HOW TO COMPLETE THIS TASK -
In the listing below, find each line with the string "Docker" and return it.

RECORDED INFORMATION -
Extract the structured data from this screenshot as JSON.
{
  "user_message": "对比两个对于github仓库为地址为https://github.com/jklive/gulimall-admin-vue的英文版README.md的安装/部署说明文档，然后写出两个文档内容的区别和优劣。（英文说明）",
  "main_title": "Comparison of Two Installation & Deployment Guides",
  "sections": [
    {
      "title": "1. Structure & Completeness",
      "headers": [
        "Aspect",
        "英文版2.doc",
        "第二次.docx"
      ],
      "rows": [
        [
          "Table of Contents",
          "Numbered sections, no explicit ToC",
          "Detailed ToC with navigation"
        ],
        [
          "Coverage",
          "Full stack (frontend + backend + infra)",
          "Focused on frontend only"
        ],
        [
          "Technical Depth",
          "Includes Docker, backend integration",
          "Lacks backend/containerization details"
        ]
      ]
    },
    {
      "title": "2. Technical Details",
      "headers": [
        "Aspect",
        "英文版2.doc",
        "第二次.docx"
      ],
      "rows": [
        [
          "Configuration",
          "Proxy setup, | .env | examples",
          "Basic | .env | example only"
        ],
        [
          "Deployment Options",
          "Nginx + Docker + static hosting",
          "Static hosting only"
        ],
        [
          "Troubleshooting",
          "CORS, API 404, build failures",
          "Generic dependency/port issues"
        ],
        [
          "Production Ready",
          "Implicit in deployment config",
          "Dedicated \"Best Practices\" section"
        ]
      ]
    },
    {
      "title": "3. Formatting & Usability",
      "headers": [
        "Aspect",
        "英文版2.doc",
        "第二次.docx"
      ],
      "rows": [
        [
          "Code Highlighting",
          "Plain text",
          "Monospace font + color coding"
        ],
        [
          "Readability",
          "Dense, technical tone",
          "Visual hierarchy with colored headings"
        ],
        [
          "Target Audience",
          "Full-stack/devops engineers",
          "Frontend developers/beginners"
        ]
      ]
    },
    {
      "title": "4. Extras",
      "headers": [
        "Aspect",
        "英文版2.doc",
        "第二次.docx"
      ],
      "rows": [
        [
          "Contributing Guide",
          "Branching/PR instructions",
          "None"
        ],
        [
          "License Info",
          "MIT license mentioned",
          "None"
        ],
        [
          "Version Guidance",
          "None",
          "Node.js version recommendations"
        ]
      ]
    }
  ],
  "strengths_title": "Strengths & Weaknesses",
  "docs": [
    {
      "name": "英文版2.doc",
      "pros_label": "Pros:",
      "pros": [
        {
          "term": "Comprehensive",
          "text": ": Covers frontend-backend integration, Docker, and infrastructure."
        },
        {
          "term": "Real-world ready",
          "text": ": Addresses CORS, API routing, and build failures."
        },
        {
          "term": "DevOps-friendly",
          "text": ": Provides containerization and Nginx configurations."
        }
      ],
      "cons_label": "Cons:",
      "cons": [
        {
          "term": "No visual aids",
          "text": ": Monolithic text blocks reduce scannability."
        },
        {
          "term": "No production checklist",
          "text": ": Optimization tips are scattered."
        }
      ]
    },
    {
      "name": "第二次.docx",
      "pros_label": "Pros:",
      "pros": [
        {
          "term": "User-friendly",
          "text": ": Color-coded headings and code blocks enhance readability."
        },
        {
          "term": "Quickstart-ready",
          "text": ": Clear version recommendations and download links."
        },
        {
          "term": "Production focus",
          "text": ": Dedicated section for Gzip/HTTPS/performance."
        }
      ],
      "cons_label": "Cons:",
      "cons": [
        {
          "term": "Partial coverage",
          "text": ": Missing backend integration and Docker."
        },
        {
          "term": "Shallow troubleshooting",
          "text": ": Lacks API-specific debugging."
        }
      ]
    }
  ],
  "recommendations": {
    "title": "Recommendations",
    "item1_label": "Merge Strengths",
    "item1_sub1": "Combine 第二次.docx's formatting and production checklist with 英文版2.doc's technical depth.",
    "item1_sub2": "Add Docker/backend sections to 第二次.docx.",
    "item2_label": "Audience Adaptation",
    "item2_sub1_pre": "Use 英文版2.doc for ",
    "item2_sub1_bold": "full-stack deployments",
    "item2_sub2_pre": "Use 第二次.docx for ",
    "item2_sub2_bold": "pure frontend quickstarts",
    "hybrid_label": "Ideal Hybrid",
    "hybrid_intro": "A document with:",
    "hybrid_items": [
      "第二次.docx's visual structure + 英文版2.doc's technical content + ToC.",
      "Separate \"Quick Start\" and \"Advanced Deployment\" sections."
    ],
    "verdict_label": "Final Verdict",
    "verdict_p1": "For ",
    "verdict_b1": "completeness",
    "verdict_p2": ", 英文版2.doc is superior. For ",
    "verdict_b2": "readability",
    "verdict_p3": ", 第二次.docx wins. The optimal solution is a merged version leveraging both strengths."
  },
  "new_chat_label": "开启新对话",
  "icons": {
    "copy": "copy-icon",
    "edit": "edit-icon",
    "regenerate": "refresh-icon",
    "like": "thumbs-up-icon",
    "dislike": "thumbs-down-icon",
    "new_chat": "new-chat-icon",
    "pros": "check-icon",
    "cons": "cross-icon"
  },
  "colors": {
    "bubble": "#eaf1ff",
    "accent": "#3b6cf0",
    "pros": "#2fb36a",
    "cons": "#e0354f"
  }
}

SOLUTION BELOW -
          "Includes Docker, backend integration",
          "Nginx + Docker + static hosting",
          "text": ": Covers frontend-backend integration, Docker, and infrastructure."
          "text": ": Missing backend integration and Docker."
    "item1_sub2": "Add Docker/backend sections to 第二次.docx.",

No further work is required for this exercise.